GIVEN ENTRIES:

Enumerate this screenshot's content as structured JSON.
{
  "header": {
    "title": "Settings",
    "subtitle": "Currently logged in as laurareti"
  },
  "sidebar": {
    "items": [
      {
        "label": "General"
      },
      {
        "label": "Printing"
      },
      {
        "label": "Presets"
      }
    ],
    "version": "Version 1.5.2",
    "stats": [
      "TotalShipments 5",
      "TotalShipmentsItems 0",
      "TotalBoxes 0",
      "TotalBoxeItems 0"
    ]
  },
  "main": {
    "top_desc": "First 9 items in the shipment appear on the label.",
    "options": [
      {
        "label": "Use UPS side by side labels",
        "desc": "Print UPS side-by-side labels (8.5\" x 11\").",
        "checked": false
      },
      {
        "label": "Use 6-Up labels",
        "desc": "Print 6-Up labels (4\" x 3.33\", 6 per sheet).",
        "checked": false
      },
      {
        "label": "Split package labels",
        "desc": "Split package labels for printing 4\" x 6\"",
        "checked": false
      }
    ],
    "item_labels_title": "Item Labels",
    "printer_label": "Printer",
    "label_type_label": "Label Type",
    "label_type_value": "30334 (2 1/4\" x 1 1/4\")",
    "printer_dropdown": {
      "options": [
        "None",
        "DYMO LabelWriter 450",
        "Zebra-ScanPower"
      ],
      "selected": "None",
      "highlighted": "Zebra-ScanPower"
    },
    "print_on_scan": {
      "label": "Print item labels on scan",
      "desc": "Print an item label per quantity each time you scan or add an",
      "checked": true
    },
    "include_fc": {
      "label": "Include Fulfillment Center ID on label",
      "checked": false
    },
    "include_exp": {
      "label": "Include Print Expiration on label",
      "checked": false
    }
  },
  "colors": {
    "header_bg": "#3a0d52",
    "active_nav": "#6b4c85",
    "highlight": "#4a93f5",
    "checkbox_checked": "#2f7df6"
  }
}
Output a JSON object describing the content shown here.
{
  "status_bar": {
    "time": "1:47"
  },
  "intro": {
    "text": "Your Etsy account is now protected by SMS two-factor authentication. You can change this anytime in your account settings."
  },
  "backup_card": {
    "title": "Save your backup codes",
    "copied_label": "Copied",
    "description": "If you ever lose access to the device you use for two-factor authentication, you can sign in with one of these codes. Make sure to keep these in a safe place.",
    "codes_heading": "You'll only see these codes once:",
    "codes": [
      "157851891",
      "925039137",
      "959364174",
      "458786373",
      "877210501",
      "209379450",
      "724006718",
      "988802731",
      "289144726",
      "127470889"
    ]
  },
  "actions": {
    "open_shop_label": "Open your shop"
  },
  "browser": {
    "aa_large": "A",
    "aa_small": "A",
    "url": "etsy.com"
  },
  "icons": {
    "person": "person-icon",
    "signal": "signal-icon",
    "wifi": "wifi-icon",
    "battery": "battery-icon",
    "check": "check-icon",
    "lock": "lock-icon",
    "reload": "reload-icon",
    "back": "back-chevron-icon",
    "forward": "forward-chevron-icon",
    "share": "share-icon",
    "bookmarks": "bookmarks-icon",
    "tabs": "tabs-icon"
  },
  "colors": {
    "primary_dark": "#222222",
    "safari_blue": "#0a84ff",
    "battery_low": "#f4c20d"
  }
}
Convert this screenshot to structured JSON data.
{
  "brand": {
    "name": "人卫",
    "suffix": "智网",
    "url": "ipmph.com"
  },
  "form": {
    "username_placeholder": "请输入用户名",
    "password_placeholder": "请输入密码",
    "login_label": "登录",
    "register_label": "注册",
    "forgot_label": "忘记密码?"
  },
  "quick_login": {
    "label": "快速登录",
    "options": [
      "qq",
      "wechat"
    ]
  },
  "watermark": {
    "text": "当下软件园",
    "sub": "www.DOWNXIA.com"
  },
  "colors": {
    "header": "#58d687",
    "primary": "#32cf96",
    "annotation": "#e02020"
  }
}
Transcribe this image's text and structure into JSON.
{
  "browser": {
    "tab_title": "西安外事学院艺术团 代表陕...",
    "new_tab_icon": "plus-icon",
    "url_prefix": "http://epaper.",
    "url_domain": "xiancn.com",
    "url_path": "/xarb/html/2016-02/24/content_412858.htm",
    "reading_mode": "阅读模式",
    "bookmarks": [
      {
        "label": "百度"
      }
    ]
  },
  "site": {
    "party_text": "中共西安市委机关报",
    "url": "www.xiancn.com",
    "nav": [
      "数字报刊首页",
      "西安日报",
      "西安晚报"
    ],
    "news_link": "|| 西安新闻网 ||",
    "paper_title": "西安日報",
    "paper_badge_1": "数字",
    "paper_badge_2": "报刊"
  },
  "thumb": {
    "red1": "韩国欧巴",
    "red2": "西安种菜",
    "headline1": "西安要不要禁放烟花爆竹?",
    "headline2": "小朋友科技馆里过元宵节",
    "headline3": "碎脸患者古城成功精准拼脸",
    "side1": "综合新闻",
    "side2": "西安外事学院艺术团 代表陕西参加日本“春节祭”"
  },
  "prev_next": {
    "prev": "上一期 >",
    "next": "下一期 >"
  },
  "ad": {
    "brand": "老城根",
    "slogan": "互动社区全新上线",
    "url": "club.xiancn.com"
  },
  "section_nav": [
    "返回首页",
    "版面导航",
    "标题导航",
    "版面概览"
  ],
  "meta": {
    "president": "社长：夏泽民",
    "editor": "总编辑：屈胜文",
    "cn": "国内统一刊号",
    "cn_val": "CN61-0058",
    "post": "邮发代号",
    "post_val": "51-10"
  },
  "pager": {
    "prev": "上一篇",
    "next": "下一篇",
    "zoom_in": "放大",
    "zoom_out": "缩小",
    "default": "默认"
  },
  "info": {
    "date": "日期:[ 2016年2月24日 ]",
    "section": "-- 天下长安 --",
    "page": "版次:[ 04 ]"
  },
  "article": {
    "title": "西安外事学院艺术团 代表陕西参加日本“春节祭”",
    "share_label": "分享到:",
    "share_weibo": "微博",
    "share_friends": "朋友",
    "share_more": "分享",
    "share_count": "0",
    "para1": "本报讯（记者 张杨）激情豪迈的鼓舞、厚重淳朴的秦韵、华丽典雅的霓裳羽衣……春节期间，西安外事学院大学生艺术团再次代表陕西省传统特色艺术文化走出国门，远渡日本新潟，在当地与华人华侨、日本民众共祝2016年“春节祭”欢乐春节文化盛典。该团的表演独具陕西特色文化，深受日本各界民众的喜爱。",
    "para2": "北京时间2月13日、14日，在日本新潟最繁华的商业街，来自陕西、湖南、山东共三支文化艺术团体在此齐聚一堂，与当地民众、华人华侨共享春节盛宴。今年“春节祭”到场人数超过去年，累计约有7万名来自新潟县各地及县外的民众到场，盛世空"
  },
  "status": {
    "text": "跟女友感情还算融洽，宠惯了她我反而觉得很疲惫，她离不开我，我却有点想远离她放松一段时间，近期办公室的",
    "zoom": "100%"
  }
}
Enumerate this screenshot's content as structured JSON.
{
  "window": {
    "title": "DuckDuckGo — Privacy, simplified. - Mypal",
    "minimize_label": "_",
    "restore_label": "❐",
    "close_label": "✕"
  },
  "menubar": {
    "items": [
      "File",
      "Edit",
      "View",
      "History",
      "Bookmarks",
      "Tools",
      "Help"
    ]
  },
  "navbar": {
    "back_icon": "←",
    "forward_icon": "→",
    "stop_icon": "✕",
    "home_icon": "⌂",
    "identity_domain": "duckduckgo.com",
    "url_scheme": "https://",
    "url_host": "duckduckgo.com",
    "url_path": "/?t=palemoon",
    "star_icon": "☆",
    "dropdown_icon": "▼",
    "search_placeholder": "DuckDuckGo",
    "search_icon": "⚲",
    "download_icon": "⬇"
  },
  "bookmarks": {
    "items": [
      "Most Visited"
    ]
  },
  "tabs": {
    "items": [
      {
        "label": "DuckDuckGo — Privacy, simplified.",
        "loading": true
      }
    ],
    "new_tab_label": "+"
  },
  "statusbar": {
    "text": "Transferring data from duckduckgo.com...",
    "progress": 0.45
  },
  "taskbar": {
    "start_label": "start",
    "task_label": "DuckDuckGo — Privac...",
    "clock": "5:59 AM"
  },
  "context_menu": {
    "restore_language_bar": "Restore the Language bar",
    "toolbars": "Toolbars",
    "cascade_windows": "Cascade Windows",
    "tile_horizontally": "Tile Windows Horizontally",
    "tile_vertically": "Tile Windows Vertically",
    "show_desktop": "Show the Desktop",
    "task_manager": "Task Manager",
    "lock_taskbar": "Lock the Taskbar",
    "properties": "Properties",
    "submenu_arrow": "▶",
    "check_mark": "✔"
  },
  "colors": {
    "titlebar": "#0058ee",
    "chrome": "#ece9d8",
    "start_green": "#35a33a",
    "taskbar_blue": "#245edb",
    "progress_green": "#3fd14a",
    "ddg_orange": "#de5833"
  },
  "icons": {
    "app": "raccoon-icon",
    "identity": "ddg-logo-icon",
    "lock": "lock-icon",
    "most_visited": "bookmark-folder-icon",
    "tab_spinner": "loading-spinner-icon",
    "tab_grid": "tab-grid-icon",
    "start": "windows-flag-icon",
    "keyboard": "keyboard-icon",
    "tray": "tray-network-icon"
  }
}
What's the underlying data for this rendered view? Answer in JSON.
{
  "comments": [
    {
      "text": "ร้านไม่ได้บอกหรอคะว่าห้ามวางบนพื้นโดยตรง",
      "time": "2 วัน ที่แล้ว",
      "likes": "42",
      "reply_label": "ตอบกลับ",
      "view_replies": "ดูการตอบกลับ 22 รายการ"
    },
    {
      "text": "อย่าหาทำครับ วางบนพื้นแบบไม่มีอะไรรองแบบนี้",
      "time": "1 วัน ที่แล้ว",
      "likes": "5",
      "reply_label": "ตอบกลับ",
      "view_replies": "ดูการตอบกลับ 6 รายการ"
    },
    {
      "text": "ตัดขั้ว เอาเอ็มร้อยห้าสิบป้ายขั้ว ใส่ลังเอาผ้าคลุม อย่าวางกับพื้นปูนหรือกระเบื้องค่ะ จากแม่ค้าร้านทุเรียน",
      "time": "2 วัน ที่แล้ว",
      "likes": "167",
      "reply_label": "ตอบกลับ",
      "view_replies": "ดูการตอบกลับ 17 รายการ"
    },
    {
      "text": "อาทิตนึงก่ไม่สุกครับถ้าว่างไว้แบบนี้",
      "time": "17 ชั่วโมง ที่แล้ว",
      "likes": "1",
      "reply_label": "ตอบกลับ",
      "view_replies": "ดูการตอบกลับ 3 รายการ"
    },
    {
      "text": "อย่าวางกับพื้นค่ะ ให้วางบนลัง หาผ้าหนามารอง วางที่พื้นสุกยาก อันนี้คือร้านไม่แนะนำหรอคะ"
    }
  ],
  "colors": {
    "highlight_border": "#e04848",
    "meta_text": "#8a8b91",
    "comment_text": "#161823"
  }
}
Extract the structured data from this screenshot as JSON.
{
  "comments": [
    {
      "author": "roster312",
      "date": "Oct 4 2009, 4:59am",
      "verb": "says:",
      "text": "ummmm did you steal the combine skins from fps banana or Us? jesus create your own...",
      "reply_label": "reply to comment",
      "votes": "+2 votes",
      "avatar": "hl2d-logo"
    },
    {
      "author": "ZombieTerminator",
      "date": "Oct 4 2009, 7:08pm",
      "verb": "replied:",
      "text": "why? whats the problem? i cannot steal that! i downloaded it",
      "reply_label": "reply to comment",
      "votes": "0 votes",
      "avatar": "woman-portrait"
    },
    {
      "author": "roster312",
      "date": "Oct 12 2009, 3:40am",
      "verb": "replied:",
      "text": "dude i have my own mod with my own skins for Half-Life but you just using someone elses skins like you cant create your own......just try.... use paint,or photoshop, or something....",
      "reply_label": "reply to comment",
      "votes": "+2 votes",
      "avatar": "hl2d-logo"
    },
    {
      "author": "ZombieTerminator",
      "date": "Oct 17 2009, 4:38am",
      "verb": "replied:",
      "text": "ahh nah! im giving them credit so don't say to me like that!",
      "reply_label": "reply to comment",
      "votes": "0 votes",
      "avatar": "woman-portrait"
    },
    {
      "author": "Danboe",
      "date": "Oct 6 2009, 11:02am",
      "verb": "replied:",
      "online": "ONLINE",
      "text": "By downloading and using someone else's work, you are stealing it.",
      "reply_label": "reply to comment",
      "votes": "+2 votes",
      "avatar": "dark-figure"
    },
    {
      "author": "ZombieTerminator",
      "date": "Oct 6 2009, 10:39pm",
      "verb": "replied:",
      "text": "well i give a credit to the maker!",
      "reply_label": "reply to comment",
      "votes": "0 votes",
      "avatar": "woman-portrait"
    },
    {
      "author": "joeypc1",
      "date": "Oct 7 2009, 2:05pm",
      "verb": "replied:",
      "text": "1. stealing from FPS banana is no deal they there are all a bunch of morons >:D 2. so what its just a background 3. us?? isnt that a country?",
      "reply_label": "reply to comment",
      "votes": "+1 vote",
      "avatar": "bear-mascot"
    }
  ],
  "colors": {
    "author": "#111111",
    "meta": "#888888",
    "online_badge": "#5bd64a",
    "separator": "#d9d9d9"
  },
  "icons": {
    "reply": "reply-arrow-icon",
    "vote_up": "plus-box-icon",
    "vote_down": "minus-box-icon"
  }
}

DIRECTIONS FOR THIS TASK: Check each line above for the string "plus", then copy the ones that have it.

WRITTEN RESPONSE:
    "new_tab_icon": "plus-icon",
    "vote_up": "plus-box-icon",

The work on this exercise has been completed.